WHAT THE TASK REQUIRES -
Say how many of the lines below include the word "title". Only the number should be given.

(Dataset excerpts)
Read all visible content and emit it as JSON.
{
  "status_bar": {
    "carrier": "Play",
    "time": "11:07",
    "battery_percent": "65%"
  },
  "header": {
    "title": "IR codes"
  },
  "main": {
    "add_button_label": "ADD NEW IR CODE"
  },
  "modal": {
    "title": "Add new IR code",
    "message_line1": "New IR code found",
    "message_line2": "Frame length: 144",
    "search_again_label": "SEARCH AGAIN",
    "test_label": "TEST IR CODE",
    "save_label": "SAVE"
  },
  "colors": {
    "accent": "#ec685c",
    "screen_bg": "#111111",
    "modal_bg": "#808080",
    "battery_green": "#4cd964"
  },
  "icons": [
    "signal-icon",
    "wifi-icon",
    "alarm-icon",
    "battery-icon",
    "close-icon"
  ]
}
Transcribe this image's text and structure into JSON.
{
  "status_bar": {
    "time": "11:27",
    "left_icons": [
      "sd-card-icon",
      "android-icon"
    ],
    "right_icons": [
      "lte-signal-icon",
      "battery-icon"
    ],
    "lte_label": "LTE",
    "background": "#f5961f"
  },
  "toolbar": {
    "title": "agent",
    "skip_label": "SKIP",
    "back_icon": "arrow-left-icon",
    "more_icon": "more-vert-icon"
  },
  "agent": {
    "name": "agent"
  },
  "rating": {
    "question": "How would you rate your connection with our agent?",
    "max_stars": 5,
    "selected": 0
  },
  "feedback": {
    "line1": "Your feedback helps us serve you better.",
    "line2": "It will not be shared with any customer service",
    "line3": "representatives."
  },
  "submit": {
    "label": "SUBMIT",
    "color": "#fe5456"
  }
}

EXERCISE RESPONSE -
3